0May 22, '04 by guest***As soon as I get details, I will pass them on. As of now this is what I know. This is a one day conference sponsored the a group I believe is called The Foot Nurse Interest Group. They have an anual conference on the first Monday of October. This year it will have a second day that will have break out sessions. I may be doing a session on the use of electric nail fining systems where nurses will be shown these machines and get to use them on each other. This is a great group. I went last year and did a presentation on making medicinal salves.
There is going to be a second course in late October, also in Winnipeg. It will be a 5 day Complete Foot Course. I am hoping to go to that also.
I should have more details within the week and will keep you posted.
1Jun 5, '04 by ehresourcesHi,

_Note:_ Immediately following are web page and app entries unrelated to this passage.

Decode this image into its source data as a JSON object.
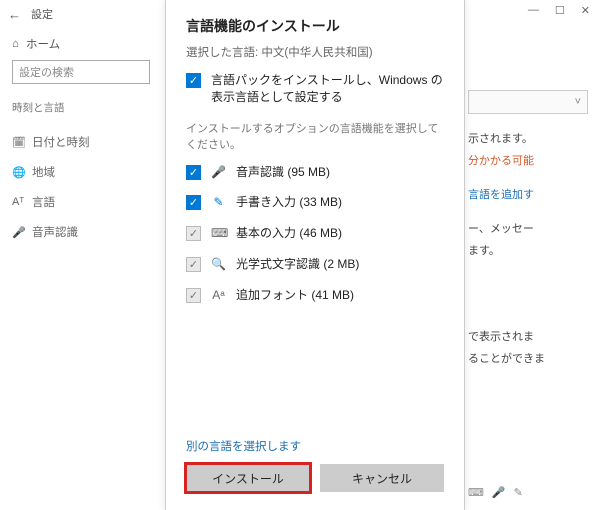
{
  "bg": {
    "app_title": "設定",
    "home": "ホーム",
    "search_placeholder": "設定の検索",
    "category": "時刻と言語",
    "nav": [
      {
        "icon": "🗓",
        "label": "日付と時刻"
      },
      {
        "icon": "🌐",
        "label": "地域"
      },
      {
        "icon": "Aᵀ",
        "label": "言語"
      },
      {
        "icon": "🎤",
        "label": "音声認識"
      }
    ],
    "right": {
      "drop_glyph": "˅",
      "frag1": "示されます。",
      "frag2": "分かかる可能",
      "frag3": "言語を追加す",
      "frag4a": "ー、メッセー",
      "frag4b": "ます。",
      "frag5a": "で表示されま",
      "frag5b": "ることができま"
    },
    "sysicons": [
      "—",
      "☐",
      "✕"
    ]
  },
  "modal": {
    "title": "言語機能のインストール",
    "selected_prefix": "選択した言語:",
    "selected_lang": "中文(中华人民共和国)",
    "main_option": "言語パックをインストールし、Windows の表示言語として設定する",
    "instruction": "インストールするオプションの言語機能を選択してください。",
    "features": [
      {
        "checked": true,
        "locked": false,
        "icon": "🎤",
        "icon_name": "mic-icon",
        "label": "音声認識 (95 MB)"
      },
      {
        "checked": true,
        "locked": false,
        "icon": "✎",
        "icon_name": "pen-icon",
        "label": "手書き入力 (33 MB)"
      },
      {
        "checked": true,
        "locked": true,
        "icon": "⌨",
        "icon_name": "keyboard-icon",
        "label": "基本の入力 (46 MB)"
      },
      {
        "checked": true,
        "locked": true,
        "icon": "🔍",
        "icon_name": "ocr-icon",
        "label": "光学式文字認識 (2 MB)"
      },
      {
        "checked": true,
        "locked": true,
        "icon": "Aᵃ",
        "icon_name": "font-icon",
        "label": "追加フォント (41 MB)"
      }
    ],
    "alt_link": "別の言語を選択します",
    "install": "インストール",
    "cancel": "キャンセル"
  }
}
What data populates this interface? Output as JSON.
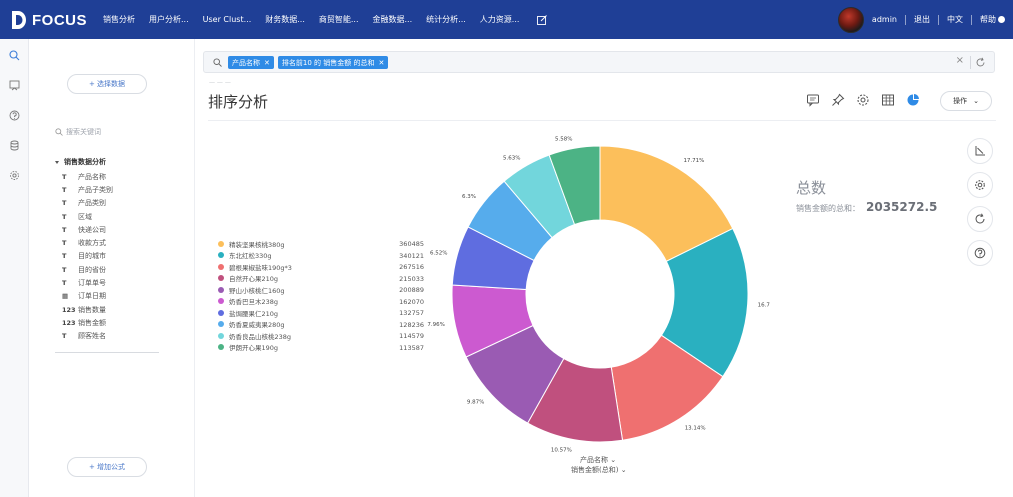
{
  "header": {
    "logo_text": "FOCUS",
    "nav": [
      "销售分析",
      "用户分析...",
      "User Clust...",
      "财务数据...",
      "商贸智能...",
      "金融数据...",
      "统计分析...",
      "人力资源..."
    ],
    "username": "admin",
    "logout": "退出",
    "language": "中文",
    "help": "帮助"
  },
  "left": {
    "select_data": "+ 选择数据",
    "search_placeholder": "搜索关键词",
    "tree_title": "销售数据分析",
    "fields": [
      {
        "icon": "T",
        "label": "产品名称"
      },
      {
        "icon": "T",
        "label": "产品子类别"
      },
      {
        "icon": "T",
        "label": "产品类别"
      },
      {
        "icon": "T",
        "label": "区域"
      },
      {
        "icon": "T",
        "label": "快递公司"
      },
      {
        "icon": "T",
        "label": "收款方式"
      },
      {
        "icon": "T",
        "label": "目的城市"
      },
      {
        "icon": "T",
        "label": "目的省份"
      },
      {
        "icon": "T",
        "label": "订单单号"
      },
      {
        "icon": "▦",
        "label": "订单日期"
      },
      {
        "icon": "123",
        "label": "销售数量"
      },
      {
        "icon": "123",
        "label": "销售金额"
      },
      {
        "icon": "T",
        "label": "顾客姓名"
      }
    ],
    "add_formula": "+ 增加公式"
  },
  "search": {
    "tags": [
      "产品名称",
      "排名前10 的 销售金额 的总和"
    ]
  },
  "page": {
    "title": "排序分析",
    "operation": "操作"
  },
  "total": {
    "title": "总数",
    "label": "销售金额的总和：",
    "value": "2035272.5"
  },
  "chart_data": {
    "type": "pie",
    "donut": true,
    "categories": [
      "精装坚果核桃380g",
      "东北红松330g",
      "碧根果椒盐味190g*3",
      "自然开心果210g",
      "野山小核桃仁160g",
      "奶香巴旦木238g",
      "盐焗腰果仁210g",
      "奶香夏威夷果280g",
      "奶香良品山核桃238g",
      "伊朗开心果190g"
    ],
    "values": [
      360485,
      340121,
      267516,
      215033,
      200889,
      162070,
      132757,
      128236,
      114579,
      113587
    ],
    "value_labels": [
      "17.71%",
      "16.7",
      "13.14%",
      "10.57%",
      "9.87%",
      "7.96%",
      "6.52%",
      "6.3%",
      "5.63%",
      "5.58%"
    ],
    "colors": [
      "#fcbf5b",
      "#2ab0c0",
      "#ef7070",
      "#c0507e",
      "#9a5bb3",
      "#cc5ad0",
      "#5f6de0",
      "#56acec",
      "#72d6dc",
      "#4cb385"
    ],
    "axis_labels": [
      "产品名称",
      "销售金额(总和)"
    ]
  }
}
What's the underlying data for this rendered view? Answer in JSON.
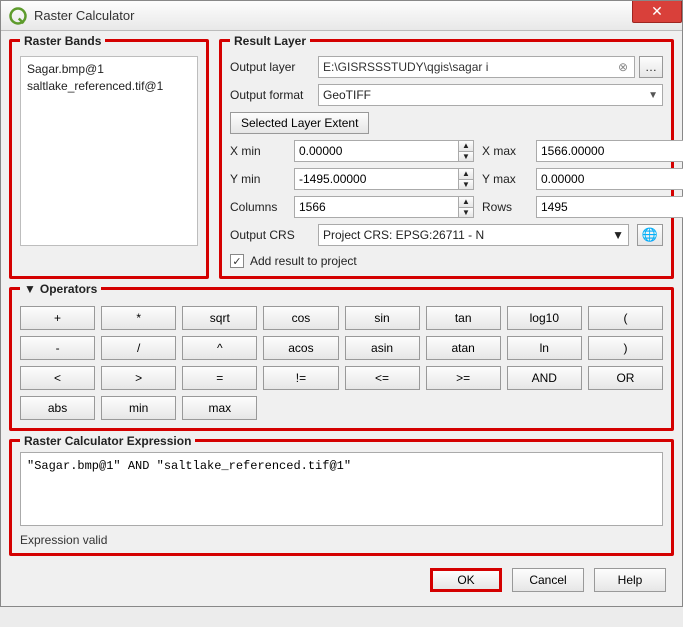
{
  "window": {
    "title": "Raster Calculator"
  },
  "bands": {
    "title": "Raster Bands",
    "items": [
      "Sagar.bmp@1",
      "saltlake_referenced.tif@1"
    ]
  },
  "result": {
    "title": "Result Layer",
    "output_layer_label": "Output layer",
    "output_layer_value": "E:\\GISRSSSTUDY\\qgis\\sagar i",
    "output_format_label": "Output format",
    "output_format_value": "GeoTIFF",
    "selected_extent_label": "Selected Layer Extent",
    "xmin_label": "X min",
    "xmin": "0.00000",
    "xmax_label": "X max",
    "xmax": "1566.00000",
    "ymin_label": "Y min",
    "ymin": "-1495.00000",
    "ymax_label": "Y max",
    "ymax": "0.00000",
    "cols_label": "Columns",
    "cols": "1566",
    "rows_label": "Rows",
    "rows": "1495",
    "crs_label": "Output CRS",
    "crs_value": "Project CRS: EPSG:26711 - N",
    "add_result_label": "Add result to project",
    "add_result_checked": true,
    "browse_label": "…"
  },
  "operators": {
    "title": "Operators",
    "row1": [
      "+",
      "*",
      "sqrt",
      "cos",
      "sin",
      "tan",
      "log10",
      "("
    ],
    "row2": [
      "-",
      "/",
      "^",
      "acos",
      "asin",
      "atan",
      "ln",
      ")"
    ],
    "row3": [
      "<",
      ">",
      "=",
      "!=",
      "<=",
      ">=",
      "AND",
      "OR"
    ],
    "row4": [
      "abs",
      "min",
      "max"
    ]
  },
  "expression": {
    "title": "Raster Calculator Expression",
    "value": "\"Sagar.bmp@1\" AND \"saltlake_referenced.tif@1\"",
    "status": "Expression valid"
  },
  "footer": {
    "ok": "OK",
    "cancel": "Cancel",
    "help": "Help"
  }
}
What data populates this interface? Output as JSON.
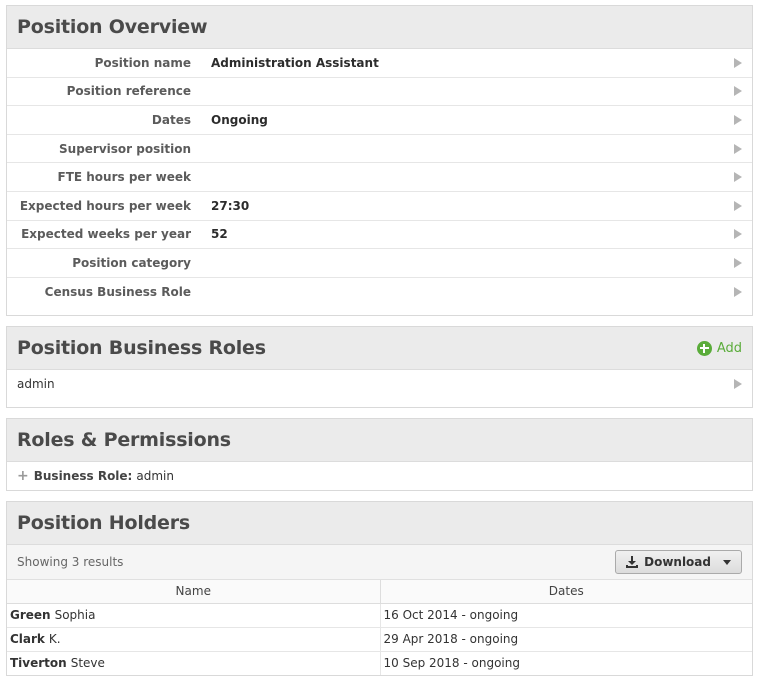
{
  "overview": {
    "title": "Position Overview",
    "fields": [
      {
        "label": "Position name",
        "value": "Administration Assistant"
      },
      {
        "label": "Position reference",
        "value": ""
      },
      {
        "label": "Dates",
        "value": "Ongoing"
      },
      {
        "label": "Supervisor position",
        "value": ""
      },
      {
        "label": "FTE hours per week",
        "value": ""
      },
      {
        "label": "Expected hours per week",
        "value": "27:30"
      },
      {
        "label": "Expected weeks per year",
        "value": "52"
      },
      {
        "label": "Position category",
        "value": ""
      },
      {
        "label": "Census Business Role",
        "value": ""
      }
    ]
  },
  "business_roles": {
    "title": "Position Business Roles",
    "add_label": "Add",
    "items": [
      "admin"
    ]
  },
  "permissions": {
    "title": "Roles & Permissions",
    "business_role_label": "Business Role:",
    "business_role_value": "admin"
  },
  "holders": {
    "title": "Position Holders",
    "showing": "Showing 3 results",
    "download_label": "Download",
    "columns": [
      "Name",
      "Dates"
    ],
    "rows": [
      {
        "surname": "Green",
        "forename": "Sophia",
        "dates": "16 Oct 2014 - ongoing"
      },
      {
        "surname": "Clark",
        "forename": "K.",
        "dates": "29 Apr 2018 - ongoing"
      },
      {
        "surname": "Tiverton",
        "forename": "Steve",
        "dates": "10 Sep 2018 - ongoing"
      }
    ]
  },
  "colors": {
    "accent_green": "#5aac3a",
    "header_bg": "#ebebeb"
  },
  "icons": [
    "row-arrow-icon",
    "plus-circle-icon",
    "expand-plus-icon",
    "download-icon",
    "caret-down-icon"
  ]
}
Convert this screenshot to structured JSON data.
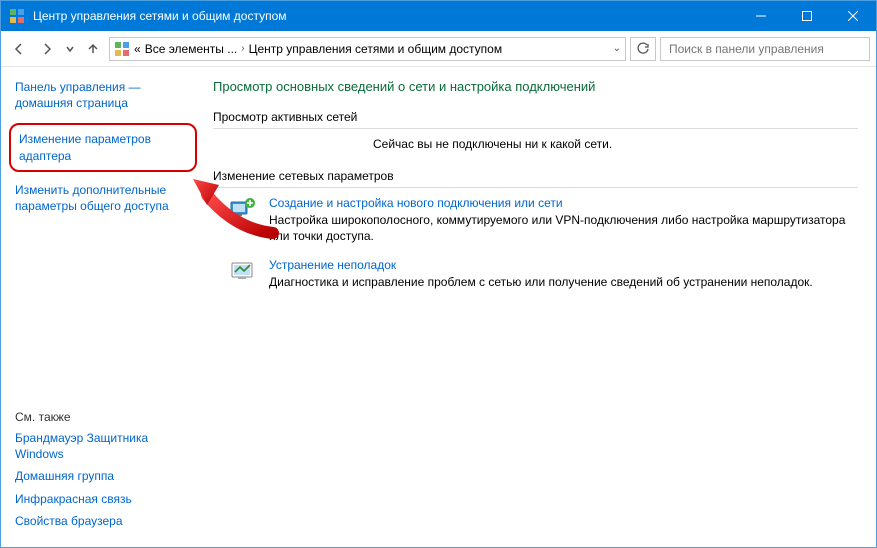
{
  "titlebar": {
    "title": "Центр управления сетями и общим доступом"
  },
  "nav": {
    "crumb_prefix": "«",
    "crumb1": "Все элементы ...",
    "crumb2": "Центр управления сетями и общим доступом",
    "search_placeholder": "Поиск в панели управления"
  },
  "sidebar": {
    "home": "Панель управления — домашняя страница",
    "item1": "Изменение параметров адаптера",
    "item2": "Изменить дополнительные параметры общего доступа",
    "see_also_title": "См. также",
    "see_also": {
      "firewall": "Брандмауэр Защитника Windows",
      "homegroup": "Домашняя группа",
      "irda": "Инфракрасная связь",
      "inetopts": "Свойства браузера"
    }
  },
  "main": {
    "heading": "Просмотр основных сведений о сети и настройка подключений",
    "active_title": "Просмотр активных сетей",
    "active_msg": "Сейчас вы не подключены ни к какой сети.",
    "settings_title": "Изменение сетевых параметров",
    "task1": {
      "title": "Создание и настройка нового подключения или сети",
      "desc": "Настройка широкополосного, коммутируемого или VPN-подключения либо настройка маршрутизатора или точки доступа."
    },
    "task2": {
      "title": "Устранение неполадок",
      "desc": "Диагностика и исправление проблем с сетью или получение сведений об устранении неполадок."
    }
  }
}
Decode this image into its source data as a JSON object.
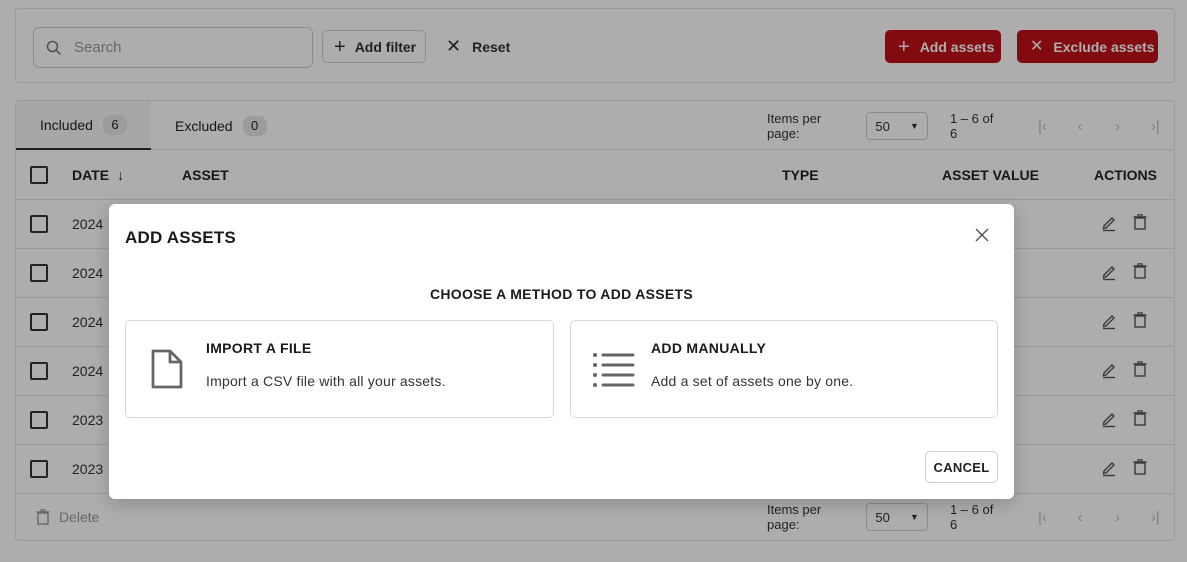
{
  "toolbar": {
    "search_placeholder": "Search",
    "add_filter_label": "Add filter",
    "reset_label": "Reset",
    "add_assets_label": "Add assets",
    "exclude_assets_label": "Exclude assets",
    "accent_color": "#c0101a"
  },
  "tabs": [
    {
      "label": "Included",
      "count": "6",
      "active": true
    },
    {
      "label": "Excluded",
      "count": "0",
      "active": false
    }
  ],
  "pagination": {
    "items_per_page_label": "Items per page:",
    "items_per_page_value": "50",
    "range_text": "1 – 6 of 6"
  },
  "table": {
    "columns": [
      "DATE",
      "ASSET",
      "TYPE",
      "ASSET VALUE",
      "ACTIONS"
    ],
    "rows": [
      {
        "date": "2024"
      },
      {
        "date": "2024"
      },
      {
        "date": "2024"
      },
      {
        "date": "2024"
      },
      {
        "date": "2023"
      },
      {
        "date": "2023"
      }
    ]
  },
  "footer": {
    "delete_label": "Delete"
  },
  "modal": {
    "title": "ADD ASSETS",
    "subtitle": "CHOOSE A METHOD TO ADD ASSETS",
    "options": [
      {
        "title": "IMPORT A FILE",
        "description": "Import a CSV file with all your assets.",
        "icon": "file-icon"
      },
      {
        "title": "ADD MANUALLY",
        "description": "Add a set of assets one by one.",
        "icon": "list-icon"
      }
    ],
    "cancel_label": "CANCEL"
  }
}
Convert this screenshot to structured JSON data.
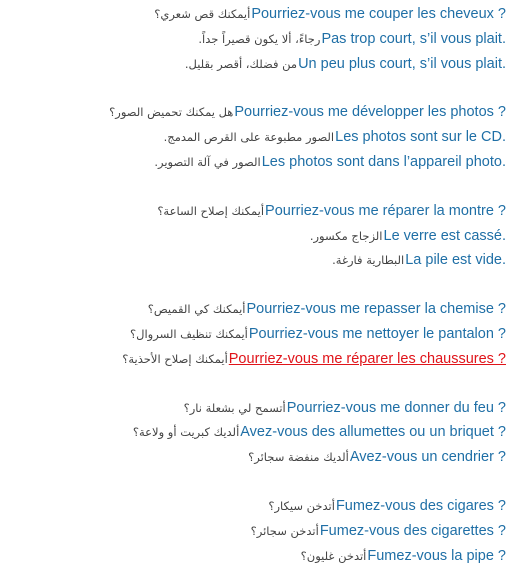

First thing is to take a course and check for any regulations/guidelines that you can get your hands on. After that, the basic tools and equipment are: nippers or ingrow scissors (or a mixture of both), Black's files and Diamond Deb files. These are metal tools that can be sterilized between clients. I have a rubbermaid tool box stool that is easy to carry the supplies in and sit on while providing care. The other supplies are: 70% isopropyl alcohol, cotton balls, towels or dental bibs, masks, gloves and goggles (I don't wear the goggles but I really should to protect from flying nails and dust). I always wear uniforms to keep my work and regular clothes separate. I also prewash my uniforms and towels in bleach and then put them through a regular wash to reduce the spread of nail debris. It is a surprisingly inexpensive business to set up. The most expensive items are the nippers. I will recommend that you spend the extra cash and get good tools. You may save some money initially but the less expensive tools have to be replaced more frequently. I have the same good quality nippers that I bought over nine years ago, the cheaper ones are long gone. I think that is about it. Good luck
Quote from nightngale1998What supplies / tools does one need to get started in Foot Care?
0Jun 5, '04 by ehresourcesI am very interested in finding out as much info about this as possible. I am hoping to initiate a similar thing in Ontario Canada and would love it to be nation-wide. Whatever info you could give me would be great!!!!!
Unfortunately WOCN is only a RN organization. You need to contact your board of nursing and take the bull by the horns and make it happen! There are hundreds of LPN's in Canada with their own businesses and they are very organized. It needs to happen here in the states and it takes people like you with strong feelings to make it happen. Remember, this is a new field of nursing and it takes grass roots efforts to get these things organized. It is not going to magically happen. So you go girl! Make it happen. Do not wait, because you could be on the ground floor of some very exciting things. Take the initiative. There are many LNP's, it seems, who are writting in on this discussion board. Organize yourselves. If you do not, I bet you will always regret it. Call your state board and talk with a nurse consultant and see what they say.Last edit by sirI on Nov 14, '08